Data provided ::
--- START ---

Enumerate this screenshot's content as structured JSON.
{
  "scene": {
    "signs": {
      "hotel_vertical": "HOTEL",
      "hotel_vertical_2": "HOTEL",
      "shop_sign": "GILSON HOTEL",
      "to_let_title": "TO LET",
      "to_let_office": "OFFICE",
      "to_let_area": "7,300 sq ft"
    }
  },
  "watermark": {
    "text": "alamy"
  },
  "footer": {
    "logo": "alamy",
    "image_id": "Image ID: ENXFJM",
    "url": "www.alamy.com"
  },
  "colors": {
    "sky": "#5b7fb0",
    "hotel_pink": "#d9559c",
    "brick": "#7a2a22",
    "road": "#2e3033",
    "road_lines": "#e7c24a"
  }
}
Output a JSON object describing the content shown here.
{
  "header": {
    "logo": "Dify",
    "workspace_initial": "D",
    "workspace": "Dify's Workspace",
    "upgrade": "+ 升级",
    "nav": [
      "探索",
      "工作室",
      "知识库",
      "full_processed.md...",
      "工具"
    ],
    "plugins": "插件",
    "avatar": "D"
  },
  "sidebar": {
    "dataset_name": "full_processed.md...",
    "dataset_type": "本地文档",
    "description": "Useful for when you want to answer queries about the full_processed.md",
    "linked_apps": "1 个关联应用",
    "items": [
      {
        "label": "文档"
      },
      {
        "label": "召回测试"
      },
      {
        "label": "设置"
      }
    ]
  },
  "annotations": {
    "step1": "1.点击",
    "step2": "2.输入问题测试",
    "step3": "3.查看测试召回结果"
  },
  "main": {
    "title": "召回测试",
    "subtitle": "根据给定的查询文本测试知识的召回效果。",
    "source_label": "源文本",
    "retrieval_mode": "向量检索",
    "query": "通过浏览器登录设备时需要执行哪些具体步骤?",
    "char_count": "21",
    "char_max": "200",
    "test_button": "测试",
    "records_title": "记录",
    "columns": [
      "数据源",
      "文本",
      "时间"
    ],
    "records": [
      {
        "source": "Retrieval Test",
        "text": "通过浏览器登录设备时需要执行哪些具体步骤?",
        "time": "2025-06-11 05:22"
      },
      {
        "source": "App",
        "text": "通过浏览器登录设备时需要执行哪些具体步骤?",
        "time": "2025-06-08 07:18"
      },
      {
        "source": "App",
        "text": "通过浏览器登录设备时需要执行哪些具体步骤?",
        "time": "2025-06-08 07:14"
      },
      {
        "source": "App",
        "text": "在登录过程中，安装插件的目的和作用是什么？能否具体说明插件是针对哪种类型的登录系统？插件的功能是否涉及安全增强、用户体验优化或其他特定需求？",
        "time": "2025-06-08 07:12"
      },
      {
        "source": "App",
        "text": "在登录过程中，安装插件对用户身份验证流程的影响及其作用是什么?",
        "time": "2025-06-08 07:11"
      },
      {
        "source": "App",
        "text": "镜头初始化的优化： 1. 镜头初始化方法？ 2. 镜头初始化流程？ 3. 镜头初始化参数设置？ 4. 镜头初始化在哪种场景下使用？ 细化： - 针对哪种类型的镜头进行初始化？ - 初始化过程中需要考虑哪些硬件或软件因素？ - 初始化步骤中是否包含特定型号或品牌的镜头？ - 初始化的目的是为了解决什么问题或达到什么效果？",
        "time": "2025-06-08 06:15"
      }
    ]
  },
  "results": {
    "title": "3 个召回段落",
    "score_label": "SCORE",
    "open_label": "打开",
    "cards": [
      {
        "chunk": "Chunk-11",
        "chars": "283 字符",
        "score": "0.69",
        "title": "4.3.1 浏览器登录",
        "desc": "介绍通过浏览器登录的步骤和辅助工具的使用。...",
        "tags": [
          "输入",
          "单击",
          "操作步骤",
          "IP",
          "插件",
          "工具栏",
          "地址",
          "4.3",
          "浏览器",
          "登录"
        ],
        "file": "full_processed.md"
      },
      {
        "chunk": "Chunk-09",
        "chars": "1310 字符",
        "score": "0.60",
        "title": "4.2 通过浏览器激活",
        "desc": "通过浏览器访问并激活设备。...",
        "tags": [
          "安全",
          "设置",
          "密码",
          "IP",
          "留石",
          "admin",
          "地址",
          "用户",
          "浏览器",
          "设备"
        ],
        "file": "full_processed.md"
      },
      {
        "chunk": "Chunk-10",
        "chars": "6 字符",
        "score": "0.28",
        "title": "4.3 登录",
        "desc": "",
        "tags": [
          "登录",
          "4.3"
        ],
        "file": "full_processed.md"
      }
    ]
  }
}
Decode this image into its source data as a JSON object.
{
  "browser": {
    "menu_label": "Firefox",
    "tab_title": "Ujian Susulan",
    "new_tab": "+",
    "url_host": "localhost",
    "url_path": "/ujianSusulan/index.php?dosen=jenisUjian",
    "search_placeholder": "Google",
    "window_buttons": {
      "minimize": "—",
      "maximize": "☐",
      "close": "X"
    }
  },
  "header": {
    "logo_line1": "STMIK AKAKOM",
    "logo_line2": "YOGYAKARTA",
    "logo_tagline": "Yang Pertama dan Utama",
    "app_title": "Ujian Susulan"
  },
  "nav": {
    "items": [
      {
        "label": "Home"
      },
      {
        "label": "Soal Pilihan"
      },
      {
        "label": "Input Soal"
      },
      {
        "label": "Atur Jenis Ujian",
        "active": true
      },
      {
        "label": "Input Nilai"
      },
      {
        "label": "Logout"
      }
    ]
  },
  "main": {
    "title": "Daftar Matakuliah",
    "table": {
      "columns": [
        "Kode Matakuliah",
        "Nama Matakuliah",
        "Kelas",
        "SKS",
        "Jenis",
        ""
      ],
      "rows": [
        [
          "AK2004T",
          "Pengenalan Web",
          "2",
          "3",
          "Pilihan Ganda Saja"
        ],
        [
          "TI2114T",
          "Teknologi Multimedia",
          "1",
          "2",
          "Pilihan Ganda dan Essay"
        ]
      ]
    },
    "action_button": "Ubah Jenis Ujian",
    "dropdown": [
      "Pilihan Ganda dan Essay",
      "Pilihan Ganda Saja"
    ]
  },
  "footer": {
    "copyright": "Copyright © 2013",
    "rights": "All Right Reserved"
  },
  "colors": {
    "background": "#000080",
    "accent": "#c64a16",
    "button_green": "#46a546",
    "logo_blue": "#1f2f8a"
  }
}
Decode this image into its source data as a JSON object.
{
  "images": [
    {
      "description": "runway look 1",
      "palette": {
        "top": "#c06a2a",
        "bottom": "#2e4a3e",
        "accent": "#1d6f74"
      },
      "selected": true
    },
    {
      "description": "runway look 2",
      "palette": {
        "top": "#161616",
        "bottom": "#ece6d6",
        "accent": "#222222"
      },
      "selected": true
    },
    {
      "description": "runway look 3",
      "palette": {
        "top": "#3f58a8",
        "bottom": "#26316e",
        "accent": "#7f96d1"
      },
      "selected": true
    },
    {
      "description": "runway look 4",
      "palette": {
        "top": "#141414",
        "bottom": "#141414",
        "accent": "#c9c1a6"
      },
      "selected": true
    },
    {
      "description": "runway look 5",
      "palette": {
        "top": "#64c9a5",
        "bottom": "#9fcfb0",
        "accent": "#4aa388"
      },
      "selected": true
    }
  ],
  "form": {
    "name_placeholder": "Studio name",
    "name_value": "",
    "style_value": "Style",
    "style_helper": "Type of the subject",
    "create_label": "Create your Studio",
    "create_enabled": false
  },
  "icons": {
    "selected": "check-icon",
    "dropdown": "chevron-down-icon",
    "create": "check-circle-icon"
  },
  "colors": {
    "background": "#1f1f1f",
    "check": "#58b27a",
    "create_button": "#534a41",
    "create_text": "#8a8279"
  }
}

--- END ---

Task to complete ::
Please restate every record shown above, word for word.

Problem solution ::
Enumerate this screenshot's content as structured JSON.
{
  "scene": {
    "signs": {
      "hotel_vertical": "HOTEL",
      "hotel_vertical_2": "HOTEL",
      "shop_sign": "GILSON HOTEL",
      "to_let_title": "TO LET",
      "to_let_office": "OFFICE",
      "to_let_area": "7,300 sq ft"
    }
  },
  "watermark": {
    "text": "alamy"
  },
  "footer": {
    "logo": "alamy",
    "image_id": "Image ID: ENXFJM",
    "url": "www.alamy.com"
  },
  "colors": {
    "sky": "#5b7fb0",
    "hotel_pink": "#d9559c",
    "brick": "#7a2a22",
    "road": "#2e3033",
    "road_lines": "#e7c24a"
  }
}
Output a JSON object describing the content shown here.
{
  "header": {
    "logo": "Dify",
    "workspace_initial": "D",
    "workspace": "Dify's Workspace",
    "upgrade": "+ 升级",
    "nav": [
      "探索",
      "工作室",
      "知识库",
      "full_processed.md...",
      "工具"
    ],
    "plugins": "插件",
    "avatar": "D"
  },
  "sidebar": {
    "dataset_name": "full_processed.md...",
    "dataset_type": "本地文档",
    "description": "Useful for when you want to answer queries about the full_processed.md",
    "linked_apps": "1 个关联应用",
    "items": [
      {
        "label": "文档"
      },
      {
        "label": "召回测试"
      },
      {
        "label": "设置"
      }
    ]
  },
  "annotations": {
    "step1": "1.点击",
    "step2": "2.输入问题测试",
    "step3": "3.查看测试召回结果"
  },
  "main": {
    "title": "召回测试",
    "subtitle": "根据给定的查询文本测试知识的召回效果。",
    "source_label": "源文本",
    "retrieval_mode": "向量检索",
    "query": "通过浏览器登录设备时需要执行哪些具体步骤?",
    "char_count": "21",
    "char_max": "200",
    "test_button": "测试",
    "records_title": "记录",
    "columns": [
      "数据源",
      "文本",
      "时间"
    ],
    "records": [
      {
        "source": "Retrieval Test",
        "text": "通过浏览器登录设备时需要执行哪些具体步骤?",
        "time": "2025-06-11 05:22"
      },
      {
        "source": "App",
        "text": "通过浏览器登录设备时需要执行哪些具体步骤?",
        "time": "2025-06-08 07:18"
      },
      {
        "source": "App",
        "text": "通过浏览器登录设备时需要执行哪些具体步骤?",
        "time": "2025-06-08 07:14"
      },
      {
        "source": "App",
        "text": "在登录过程中，安装插件的目的和作用是什么？能否具体说明插件是针对哪种类型的登录系统？插件的功能是否涉及安全增强、用户体验优化或其他特定需求？",
        "time": "2025-06-08 07:12"
      },
      {
        "source": "App",
        "text": "在登录过程中，安装插件对用户身份验证流程的影响及其作用是什么?",
        "time": "2025-06-08 07:11"
      },
      {
        "source": "App",
        "text": "镜头初始化的优化： 1. 镜头初始化方法？ 2. 镜头初始化流程？ 3. 镜头初始化参数设置？ 4. 镜头初始化在哪种场景下使用？ 细化： - 针对哪种类型的镜头进行初始化？ - 初始化过程中需要考虑哪些硬件或软件因素？ - 初始化步骤中是否包含特定型号或品牌的镜头？ - 初始化的目的是为了解决什么问题或达到什么效果？",
        "time": "2025-06-08 06:15"
      }
    ]
  },
  "results": {
    "title": "3 个召回段落",
    "score_label": "SCORE",
    "open_label": "打开",
    "cards": [
      {
        "chunk": "Chunk-11",
        "chars": "283 字符",
        "score": "0.69",
        "title": "4.3.1 浏览器登录",
        "desc": "介绍通过浏览器登录的步骤和辅助工具的使用。...",
        "tags": [
          "输入",
          "单击",
          "操作步骤",
          "IP",
          "插件",
          "工具栏",
          "地址",
          "4.3",
          "浏览器",
          "登录"
        ],
        "file": "full_processed.md"
      },
      {
        "chunk": "Chunk-09",
        "chars": "1310 字符",
        "score": "0.60",
        "title": "4.2 通过浏览器激活",
        "desc": "通过浏览器访问并激活设备。...",
        "tags": [
          "安全",
          "设置",
          "密码",
          "IP",
          "留石",
          "admin",
          "地址",
          "用户",
          "浏览器",
          "设备"
        ],
        "file": "full_processed.md"
      },
      {
        "chunk": "Chunk-10",
        "chars": "6 字符",
        "score": "0.28",
        "title": "4.3 登录",
        "desc": "",
        "tags": [
          "登录",
          "4.3"
        ],
        "file": "full_processed.md"
      }
    ]
  }
}
Decode this image into its source data as a JSON object.
{
  "browser": {
    "menu_label": "Firefox",
    "tab_title": "Ujian Susulan",
    "new_tab": "+",
    "url_host": "localhost",
    "url_path": "/ujianSusulan/index.php?dosen=jenisUjian",
    "search_placeholder": "Google",
    "window_buttons": {
      "minimize": "—",
      "maximize": "☐",
      "close": "X"
    }
  },
  "header": {
    "logo_line1": "STMIK AKAKOM",
    "logo_line2": "YOGYAKARTA",
    "logo_tagline": "Yang Pertama dan Utama",
    "app_title": "Ujian Susulan"
  },
  "nav": {
    "items": [
      {
        "label": "Home"
      },
      {
        "label": "Soal Pilihan"
      },
      {
        "label": "Input Soal"
      },
      {
        "label": "Atur Jenis Ujian",
        "active": true
      },
      {
        "label": "Input Nilai"
      },
      {
        "label": "Logout"
      }
    ]
  },
  "main": {
    "title": "Daftar Matakuliah",
    "table": {
      "columns": [
        "Kode Matakuliah",
        "Nama Matakuliah",
        "Kelas",
        "SKS",
        "Jenis",
        ""
      ],
      "rows": [
        [
          "AK2004T",
          "Pengenalan Web",
          "2",
          "3",
          "Pilihan Ganda Saja"
        ],
        [
          "TI2114T",
          "Teknologi Multimedia",
          "1",
          "2",
          "Pilihan Ganda dan Essay"
        ]
      ]
    },
    "action_button": "Ubah Jenis Ujian",
    "dropdown": [
      "Pilihan Ganda dan Essay",
      "Pilihan Ganda Saja"
    ]
  },
  "footer": {
    "copyright": "Copyright © 2013",
    "rights": "All Right Reserved"
  },
  "colors": {
    "background": "#000080",
    "accent": "#c64a16",
    "button_green": "#46a546",
    "logo_blue": "#1f2f8a"
  }
}
Decode this image into its source data as a JSON object.
{
  "images": [
    {
      "description": "runway look 1",
      "palette": {
        "top": "#c06a2a",
        "bottom": "#2e4a3e",
        "accent": "#1d6f74"
      },
      "selected": true
    },
    {
      "description": "runway look 2",
      "palette": {
        "top": "#161616",
        "bottom": "#ece6d6",
        "accent": "#222222"
      },
      "selected": true
    },
    {
      "description": "runway look 3",
      "palette": {
        "top": "#3f58a8",
        "bottom": "#26316e",
        "accent": "#7f96d1"
      },
      "selected": true
    },
    {
      "description": "runway look 4",
      "palette": {
        "top": "#141414",
        "bottom": "#141414",
        "accent": "#c9c1a6"
      },
      "selected": true
    },
    {
      "description": "runway look 5",
      "palette": {
        "top": "#64c9a5",
        "bottom": "#9fcfb0",
        "accent": "#4aa388"
      },
      "selected": true
    }
  ],
  "form": {
    "name_placeholder": "Studio name",
    "name_value": "",
    "style_value": "Style",
    "style_helper": "Type of the subject",
    "create_label": "Create your Studio",
    "create_enabled": false
  },
  "icons": {
    "selected": "check-icon",
    "dropdown": "chevron-down-icon",
    "create": "check-circle-icon"
  },
  "colors": {
    "background": "#1f1f1f",
    "check": "#58b27a",
    "create_button": "#534a41",
    "create_text": "#8a8279"
  }
}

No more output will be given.